_EXERCISE OBJECTIVE_. Start to finish, copy the data exactly.

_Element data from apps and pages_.

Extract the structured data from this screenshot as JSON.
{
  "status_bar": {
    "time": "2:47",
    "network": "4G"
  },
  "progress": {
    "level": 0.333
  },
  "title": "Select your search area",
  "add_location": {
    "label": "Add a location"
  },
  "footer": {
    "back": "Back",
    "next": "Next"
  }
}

_ANSWER TO THIS EXERCISE_.
Extract the structured data from this screenshot as JSON.
{
  "status_bar": {
    "time": "2:47",
    "network": "4G"
  },
  "progress": {
    "level": 0.333
  },
  "title": "Select your search area",
  "add_location": {
    "label": "Add a location"
  },
  "footer": {
    "back": "Back",
    "next": "Next"
  }
}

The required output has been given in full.